Regardless of one’s nurture, nature, or living preferences, most people want easy access to amenities like grocery stores and shops, as well as recreational space like parks. Millennials especially want live differently from their parents — they’re not as interested in buying a house in the suburbs with a lawn and white picket fence and a long drive to get milk when it runs out.
So how does the market create a product that appeals to younger Americans who aren’t as interested in living in edge cities and suburbs? It converts existing suburbs and edge cities into urban spaces where millennials want to be.
This may just seem like good business strategy, but it’s more than that. This shift is exciting for urbanists and other environmentally-minded people because the demand for dense neighborhoods aligns with sustainability and “smarter growth” goals.
Edge cities like Tysons are trying to grow smarter
Located in Fairfax County along the Silver Line, Tysons grew out of a rural farming community that had settled there in the 50s. A decade later, a different type of development followed the construction of the Beltway, Dulles Airport, and a shopping mall. By the end of the 80s, the area had converted into a business and retail hub: in other words, an edge city.
Once the Comprehensive Plan Amendment was finished in 2010, only 19,627 people lived there. Tysons was mostly composed of office, retail, and headquarter buildings. After the Silver Line was completed in 2014, an influx of people came to patronize the unincorporated community’s two shopping malls: Tysons Corner Center and Tysons Galleria.
Following Tysons’ amendment and rezoning, the area is being redeveloped, unused space is being filled, and it’s becoming walkable and accessible.
Tysons is using its Silver Line access to create a walkable, green urban center that includes public space and parks, public transportation infrastructure, bike paths and sidewalks, and circulating bus and van routes. It has 45 million square feet of new construction, including 100,000 square feet of residential space.
Tysons wants you to stay awhile
To get a better sense of how this smart growth phenomenon is manifesting in Tysons, I talked to some people involved in the Dominion Square (CARS) development, which spreads over 4.4 million square feet in the city center near the Spring Hill Metro station. It includes a mix of densities and transit-oriented development, with a focus on sustainable practices.
VIKA Virginia Principal Bob Cochran, who is planning the transportation aspect of CARS, says when it comes to creating livable communities, “the whole is greater than the parts.” He says this project is not a one-off initiative, and that Tysons will continue to promote multi-functional, mixed-use strategies with developers in the future.
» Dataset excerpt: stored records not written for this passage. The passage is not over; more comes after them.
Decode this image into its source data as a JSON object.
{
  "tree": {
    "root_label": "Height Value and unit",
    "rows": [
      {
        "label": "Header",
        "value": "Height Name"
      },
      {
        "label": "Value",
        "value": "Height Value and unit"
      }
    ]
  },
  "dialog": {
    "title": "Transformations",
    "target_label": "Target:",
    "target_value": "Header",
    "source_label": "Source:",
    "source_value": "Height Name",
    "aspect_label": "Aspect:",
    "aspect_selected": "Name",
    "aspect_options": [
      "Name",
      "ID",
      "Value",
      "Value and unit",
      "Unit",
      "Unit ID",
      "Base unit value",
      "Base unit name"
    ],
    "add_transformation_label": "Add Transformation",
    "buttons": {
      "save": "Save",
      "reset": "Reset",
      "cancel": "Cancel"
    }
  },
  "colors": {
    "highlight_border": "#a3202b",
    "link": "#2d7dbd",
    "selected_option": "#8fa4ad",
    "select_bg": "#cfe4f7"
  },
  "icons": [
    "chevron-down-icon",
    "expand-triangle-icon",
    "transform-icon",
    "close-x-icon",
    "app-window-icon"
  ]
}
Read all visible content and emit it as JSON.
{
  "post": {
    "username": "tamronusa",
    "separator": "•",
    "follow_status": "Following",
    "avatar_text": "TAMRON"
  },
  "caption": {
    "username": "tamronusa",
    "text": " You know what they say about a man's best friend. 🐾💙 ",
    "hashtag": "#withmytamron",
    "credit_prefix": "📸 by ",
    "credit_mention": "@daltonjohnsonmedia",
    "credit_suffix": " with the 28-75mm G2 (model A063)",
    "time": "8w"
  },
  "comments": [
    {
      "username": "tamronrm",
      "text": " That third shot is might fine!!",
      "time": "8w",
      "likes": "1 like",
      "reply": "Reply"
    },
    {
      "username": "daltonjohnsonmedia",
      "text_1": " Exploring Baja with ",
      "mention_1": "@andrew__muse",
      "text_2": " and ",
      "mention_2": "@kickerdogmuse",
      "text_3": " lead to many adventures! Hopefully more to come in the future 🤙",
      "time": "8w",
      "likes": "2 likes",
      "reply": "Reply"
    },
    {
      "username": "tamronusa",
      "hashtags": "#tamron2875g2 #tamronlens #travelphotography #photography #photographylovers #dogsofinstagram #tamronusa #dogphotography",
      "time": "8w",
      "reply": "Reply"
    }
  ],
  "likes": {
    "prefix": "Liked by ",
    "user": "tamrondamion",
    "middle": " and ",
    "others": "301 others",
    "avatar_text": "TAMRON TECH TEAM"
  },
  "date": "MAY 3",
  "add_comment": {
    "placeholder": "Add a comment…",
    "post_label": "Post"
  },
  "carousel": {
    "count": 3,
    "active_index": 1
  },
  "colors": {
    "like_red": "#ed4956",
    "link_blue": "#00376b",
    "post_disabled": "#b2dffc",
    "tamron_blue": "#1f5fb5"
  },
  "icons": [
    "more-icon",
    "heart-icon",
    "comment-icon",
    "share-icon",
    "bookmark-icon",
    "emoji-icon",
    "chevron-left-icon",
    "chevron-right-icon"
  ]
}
There are 2 million square feet of residential space slated for the area, including 1,300 housing units in the lot between CARS West and CARS East. There will also be 2 million square feet of office space, as well as hotels and retail.
Plans include places for people to congregate like public parks, urban plazas and skyparks, while the street grid design promotes community connectivity. The regenerative design is “filling in the blanks” in an already developed urban center with existing infrastructure. That’s a shift from Tysons’ historic pattern of building out onto non-urban land.
The goal is to “make this a true urban experience as opposed to leftover urban space,” says Stephanie Pankiewicz, partner at LandDesign, the landscape architects for the project.
The Tysons Partnership’s people-oriented strategy aims to redefine the area from singular commercial use to a multi-functional one where people want to live. Time will tell if it will be successful, but Tysons seems to be evolving from edge city to a city in its own right.